_Assignment_
Set each entry down exactly as written.
+++ Extracted records +++
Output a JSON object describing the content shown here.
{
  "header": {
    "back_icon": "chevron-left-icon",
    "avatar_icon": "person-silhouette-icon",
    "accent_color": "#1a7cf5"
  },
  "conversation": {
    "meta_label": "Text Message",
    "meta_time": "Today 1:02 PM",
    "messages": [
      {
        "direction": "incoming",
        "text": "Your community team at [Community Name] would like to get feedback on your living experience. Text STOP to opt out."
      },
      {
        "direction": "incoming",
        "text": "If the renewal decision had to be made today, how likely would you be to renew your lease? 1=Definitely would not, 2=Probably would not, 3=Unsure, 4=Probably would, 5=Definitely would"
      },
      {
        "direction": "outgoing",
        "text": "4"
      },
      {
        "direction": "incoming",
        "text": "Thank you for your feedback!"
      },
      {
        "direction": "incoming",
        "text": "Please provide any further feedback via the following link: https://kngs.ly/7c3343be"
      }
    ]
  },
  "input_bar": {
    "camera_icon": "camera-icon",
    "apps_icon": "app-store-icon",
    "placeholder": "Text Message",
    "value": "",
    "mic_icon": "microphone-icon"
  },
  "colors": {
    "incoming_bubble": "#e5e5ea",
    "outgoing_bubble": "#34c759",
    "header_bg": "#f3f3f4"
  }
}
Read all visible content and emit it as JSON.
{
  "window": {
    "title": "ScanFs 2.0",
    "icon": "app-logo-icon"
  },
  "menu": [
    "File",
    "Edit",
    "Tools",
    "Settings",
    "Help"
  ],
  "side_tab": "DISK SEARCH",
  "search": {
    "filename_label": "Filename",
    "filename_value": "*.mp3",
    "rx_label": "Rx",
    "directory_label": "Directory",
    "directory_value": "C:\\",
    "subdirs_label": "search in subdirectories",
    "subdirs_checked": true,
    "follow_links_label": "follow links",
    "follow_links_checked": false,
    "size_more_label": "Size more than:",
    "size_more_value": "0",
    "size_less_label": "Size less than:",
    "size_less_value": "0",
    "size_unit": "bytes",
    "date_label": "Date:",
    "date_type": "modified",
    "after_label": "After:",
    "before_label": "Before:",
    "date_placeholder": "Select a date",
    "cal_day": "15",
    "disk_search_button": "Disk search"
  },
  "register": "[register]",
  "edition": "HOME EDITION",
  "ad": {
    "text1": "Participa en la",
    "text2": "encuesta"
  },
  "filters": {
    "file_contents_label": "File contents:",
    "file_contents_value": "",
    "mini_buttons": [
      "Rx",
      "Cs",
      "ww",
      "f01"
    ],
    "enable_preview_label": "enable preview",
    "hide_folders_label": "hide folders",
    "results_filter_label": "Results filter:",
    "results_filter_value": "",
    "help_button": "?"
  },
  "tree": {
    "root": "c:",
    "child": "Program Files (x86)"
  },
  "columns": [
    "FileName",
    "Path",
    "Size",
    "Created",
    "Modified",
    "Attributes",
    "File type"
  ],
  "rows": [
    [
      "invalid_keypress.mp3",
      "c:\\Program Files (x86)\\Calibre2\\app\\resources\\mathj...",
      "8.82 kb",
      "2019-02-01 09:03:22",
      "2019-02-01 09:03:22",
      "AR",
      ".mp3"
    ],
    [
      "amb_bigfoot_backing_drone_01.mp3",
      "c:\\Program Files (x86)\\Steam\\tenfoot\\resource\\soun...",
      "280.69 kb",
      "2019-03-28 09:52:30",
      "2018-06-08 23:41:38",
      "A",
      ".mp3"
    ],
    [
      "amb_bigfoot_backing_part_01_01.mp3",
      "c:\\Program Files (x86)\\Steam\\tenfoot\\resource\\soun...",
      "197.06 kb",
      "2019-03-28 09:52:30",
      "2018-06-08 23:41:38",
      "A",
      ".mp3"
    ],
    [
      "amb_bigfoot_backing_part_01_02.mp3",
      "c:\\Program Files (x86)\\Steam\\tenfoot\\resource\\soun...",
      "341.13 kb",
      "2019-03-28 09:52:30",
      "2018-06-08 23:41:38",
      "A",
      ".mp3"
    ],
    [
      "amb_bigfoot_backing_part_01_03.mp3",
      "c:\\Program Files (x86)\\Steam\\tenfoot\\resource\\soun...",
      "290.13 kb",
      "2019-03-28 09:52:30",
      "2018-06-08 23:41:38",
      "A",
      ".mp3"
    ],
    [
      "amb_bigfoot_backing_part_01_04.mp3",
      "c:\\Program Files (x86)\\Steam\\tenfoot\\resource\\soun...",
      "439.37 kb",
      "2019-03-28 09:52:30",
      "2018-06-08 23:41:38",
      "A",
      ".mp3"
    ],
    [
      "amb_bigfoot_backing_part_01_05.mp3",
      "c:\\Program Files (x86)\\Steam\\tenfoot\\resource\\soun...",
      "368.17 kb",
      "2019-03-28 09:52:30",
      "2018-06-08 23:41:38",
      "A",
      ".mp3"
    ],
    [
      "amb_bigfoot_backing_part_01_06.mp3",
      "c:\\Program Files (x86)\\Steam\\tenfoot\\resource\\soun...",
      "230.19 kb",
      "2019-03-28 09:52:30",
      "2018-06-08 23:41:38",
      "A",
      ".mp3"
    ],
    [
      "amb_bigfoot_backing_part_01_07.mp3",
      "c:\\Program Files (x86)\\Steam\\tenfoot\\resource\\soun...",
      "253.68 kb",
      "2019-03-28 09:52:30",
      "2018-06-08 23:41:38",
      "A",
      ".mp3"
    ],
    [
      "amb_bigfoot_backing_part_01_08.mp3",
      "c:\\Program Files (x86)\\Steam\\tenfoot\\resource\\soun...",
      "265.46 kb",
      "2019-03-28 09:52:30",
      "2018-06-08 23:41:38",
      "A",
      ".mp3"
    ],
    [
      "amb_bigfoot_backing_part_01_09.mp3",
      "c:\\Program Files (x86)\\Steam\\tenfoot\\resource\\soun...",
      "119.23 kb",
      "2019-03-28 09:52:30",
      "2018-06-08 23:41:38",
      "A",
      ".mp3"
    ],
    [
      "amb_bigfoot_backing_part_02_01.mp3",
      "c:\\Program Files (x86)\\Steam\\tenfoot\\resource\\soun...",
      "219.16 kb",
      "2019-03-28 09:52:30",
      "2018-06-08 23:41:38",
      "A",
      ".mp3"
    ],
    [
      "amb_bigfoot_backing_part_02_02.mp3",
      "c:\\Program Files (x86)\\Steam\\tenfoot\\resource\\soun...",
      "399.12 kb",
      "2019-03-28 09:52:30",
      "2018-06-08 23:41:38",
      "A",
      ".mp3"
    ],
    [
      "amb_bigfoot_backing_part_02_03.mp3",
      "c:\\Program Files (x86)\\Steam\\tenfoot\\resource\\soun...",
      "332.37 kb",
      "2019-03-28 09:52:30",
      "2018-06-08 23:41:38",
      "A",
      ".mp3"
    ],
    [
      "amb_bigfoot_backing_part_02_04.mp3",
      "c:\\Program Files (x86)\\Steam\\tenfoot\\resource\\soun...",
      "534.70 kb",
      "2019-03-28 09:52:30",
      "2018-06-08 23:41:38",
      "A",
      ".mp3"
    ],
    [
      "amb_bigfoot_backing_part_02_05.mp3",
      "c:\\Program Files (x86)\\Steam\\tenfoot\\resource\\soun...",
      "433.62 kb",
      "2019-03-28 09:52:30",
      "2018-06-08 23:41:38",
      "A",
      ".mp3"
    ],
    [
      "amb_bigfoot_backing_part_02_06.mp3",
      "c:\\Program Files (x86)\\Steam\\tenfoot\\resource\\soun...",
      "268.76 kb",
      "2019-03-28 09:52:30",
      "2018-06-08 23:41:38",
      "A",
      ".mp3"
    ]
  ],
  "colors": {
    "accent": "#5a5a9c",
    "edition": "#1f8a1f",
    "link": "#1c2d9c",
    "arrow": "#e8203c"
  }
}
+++
_Completed exercise_
Output a JSON object describing the content shown here.
{
  "header": {
    "back_icon": "chevron-left-icon",
    "avatar_icon": "person-silhouette-icon",
    "accent_color": "#1a7cf5"
  },
  "conversation": {
    "meta_label": "Text Message",
    "meta_time": "Today 1:02 PM",
    "messages": [
      {
        "direction": "incoming",
        "text": "Your community team at [Community Name] would like to get feedback on your living experience. Text STOP to opt out."
      },
      {
        "direction": "incoming",
        "text": "If the renewal decision had to be made today, how likely would you be to renew your lease? 1=Definitely would not, 2=Probably would not, 3=Unsure, 4=Probably would, 5=Definitely would"
      },
      {
        "direction": "outgoing",
        "text": "4"
      },
      {
        "direction": "incoming",
        "text": "Thank you for your feedback!"
      },
      {
        "direction": "incoming",
        "text": "Please provide any further feedback via the following link: https://kngs.ly/7c3343be"
      }
    ]
  },
  "input_bar": {
    "camera_icon": "camera-icon",
    "apps_icon": "app-store-icon",
    "placeholder": "Text Message",
    "value": "",
    "mic_icon": "microphone-icon"
  },
  "colors": {
    "incoming_bubble": "#e5e5ea",
    "outgoing_bubble": "#34c759",
    "header_bg": "#f3f3f4"
  }
}
Read all visible content and emit it as JSON.
{
  "window": {
    "title": "ScanFs 2.0",
    "icon": "app-logo-icon"
  },
  "menu": [
    "File",
    "Edit",
    "Tools",
    "Settings",
    "Help"
  ],
  "side_tab": "DISK SEARCH",
  "search": {
    "filename_label": "Filename",
    "filename_value": "*.mp3",
    "rx_label": "Rx",
    "directory_label": "Directory",
    "directory_value": "C:\\",
    "subdirs_label": "search in subdirectories",
    "subdirs_checked": true,
    "follow_links_label": "follow links",
    "follow_links_checked": false,
    "size_more_label": "Size more than:",
    "size_more_value": "0",
    "size_less_label": "Size less than:",
    "size_less_value": "0",
    "size_unit": "bytes",
    "date_label": "Date:",
    "date_type": "modified",
    "after_label": "After:",
    "before_label": "Before:",
    "date_placeholder": "Select a date",
    "cal_day": "15",
    "disk_search_button": "Disk search"
  },
  "register": "[register]",
  "edition": "HOME EDITION",
  "ad": {
    "text1": "Participa en la",
    "text2": "encuesta"
  },
  "filters": {
    "file_contents_label": "File contents:",
    "file_contents_value": "",
    "mini_buttons": [
      "Rx",
      "Cs",
      "ww",
      "f01"
    ],
    "enable_preview_label": "enable preview",
    "hide_folders_label": "hide folders",
    "results_filter_label": "Results filter:",
    "results_filter_value": "",
    "help_button": "?"
  },
  "tree": {
    "root": "c:",
    "child": "Program Files (x86)"
  },
  "columns": [
    "FileName",
    "Path",
    "Size",
    "Created",
    "Modified",
    "Attributes",
    "File type"
  ],
  "rows": [
    [
      "invalid_keypress.mp3",
      "c:\\Program Files (x86)\\Calibre2\\app\\resources\\mathj...",
      "8.82 kb",
      "2019-02-01 09:03:22",
      "2019-02-01 09:03:22",
      "AR",
      ".mp3"
    ],
    [
      "amb_bigfoot_backing_drone_01.mp3",
      "c:\\Program Files (x86)\\Steam\\tenfoot\\resource\\soun...",
      "280.69 kb",
      "2019-03-28 09:52:30",
      "2018-06-08 23:41:38",
      "A",
      ".mp3"
    ],
    [
      "amb_bigfoot_backing_part_01_01.mp3",
      "c:\\Program Files (x86)\\Steam\\tenfoot\\resource\\soun...",
      "197.06 kb",
      "2019-03-28 09:52:30",
      "2018-06-08 23:41:38",
      "A",
      ".mp3"
    ],
    [
      "amb_bigfoot_backing_part_01_02.mp3",
      "c:\\Program Files (x86)\\Steam\\tenfoot\\resource\\soun...",
      "341.13 kb",
      "2019-03-28 09:52:30",
      "2018-06-08 23:41:38",
      "A",
      ".mp3"
    ],
    [
      "amb_bigfoot_backing_part_01_03.mp3",
      "c:\\Program Files (x86)\\Steam\\tenfoot\\resource\\soun...",
      "290.13 kb",
      "2019-03-28 09:52:30",
      "2018-06-08 23:41:38",
      "A",
      ".mp3"
    ],
    [
      "amb_bigfoot_backing_part_01_04.mp3",
      "c:\\Program Files (x86)\\Steam\\tenfoot\\resource\\soun...",
      "439.37 kb",
      "2019-03-28 09:52:30",
      "2018-06-08 23:41:38",
      "A",
      ".mp3"
    ],
    [
      "amb_bigfoot_backing_part_01_05.mp3",
      "c:\\Program Files (x86)\\Steam\\tenfoot\\resource\\soun...",
      "368.17 kb",
      "2019-03-28 09:52:30",
      "2018-06-08 23:41:38",
      "A",
      ".mp3"
    ],
    [
      "amb_bigfoot_backing_part_01_06.mp3",
      "c:\\Program Files (x86)\\Steam\\tenfoot\\resource\\soun...",
      "230.19 kb",
      "2019-03-28 09:52:30",
      "2018-06-08 23:41:38",
      "A",
      ".mp3"
    ],
    [
      "amb_bigfoot_backing_part_01_07.mp3",
      "c:\\Program Files (x86)\\Steam\\tenfoot\\resource\\soun...",
      "253.68 kb",
      "2019-03-28 09:52:30",
      "2018-06-08 23:41:38",
      "A",
      ".mp3"
    ],
    [
      "amb_bigfoot_backing_part_01_08.mp3",
      "c:\\Program Files (x86)\\Steam\\tenfoot\\resource\\soun...",
      "265.46 kb",
      "2019-03-28 09:52:30",
      "2018-06-08 23:41:38",
      "A",
      ".mp3"
    ],
    [
      "amb_bigfoot_backing_part_01_09.mp3",
      "c:\\Program Files (x86)\\Steam\\tenfoot\\resource\\soun...",
      "119.23 kb",
      "2019-03-28 09:52:30",
      "2018-06-08 23:41:38",
      "A",
      ".mp3"
    ],
    [
      "amb_bigfoot_backing_part_02_01.mp3",
      "c:\\Program Files (x86)\\Steam\\tenfoot\\resource\\soun...",
      "219.16 kb",
      "2019-03-28 09:52:30",
      "2018-06-08 23:41:38",
      "A",
      ".mp3"
    ],
    [
      "amb_bigfoot_backing_part_02_02.mp3",
      "c:\\Program Files (x86)\\Steam\\tenfoot\\resource\\soun...",
      "399.12 kb",
      "2019-03-28 09:52:30",
      "2018-06-08 23:41:38",
      "A",
      ".mp3"
    ],
    [
      "amb_bigfoot_backing_part_02_03.mp3",
      "c:\\Program Files (x86)\\Steam\\tenfoot\\resource\\soun...",
      "332.37 kb",
      "2019-03-28 09:52:30",
      "2018-06-08 23:41:38",
      "A",
      ".mp3"
    ],
    [
      "amb_bigfoot_backing_part_02_04.mp3",
      "c:\\Program Files (x86)\\Steam\\tenfoot\\resource\\soun...",
      "534.70 kb",
      "2019-03-28 09:52:30",
      "2018-06-08 23:41:38",
      "A",
      ".mp3"
    ],
    [
      "amb_bigfoot_backing_part_02_05.mp3",
      "c:\\Program Files (x86)\\Steam\\tenfoot\\resource\\soun...",
      "433.62 kb",
      "2019-03-28 09:52:30",
      "2018-06-08 23:41:38",
      "A",
      ".mp3"
    ],
    [
      "amb_bigfoot_backing_part_02_06.mp3",
      "c:\\Program Files (x86)\\Steam\\tenfoot\\resource\\soun...",
      "268.76 kb",
      "2019-03-28 09:52:30",
      "2018-06-08 23:41:38",
      "A",
      ".mp3"
    ]
  ],
  "colors": {
    "accent": "#5a5a9c",
    "edition": "#1f8a1f",
    "link": "#1c2d9c",
    "arrow": "#e8203c"
  }
}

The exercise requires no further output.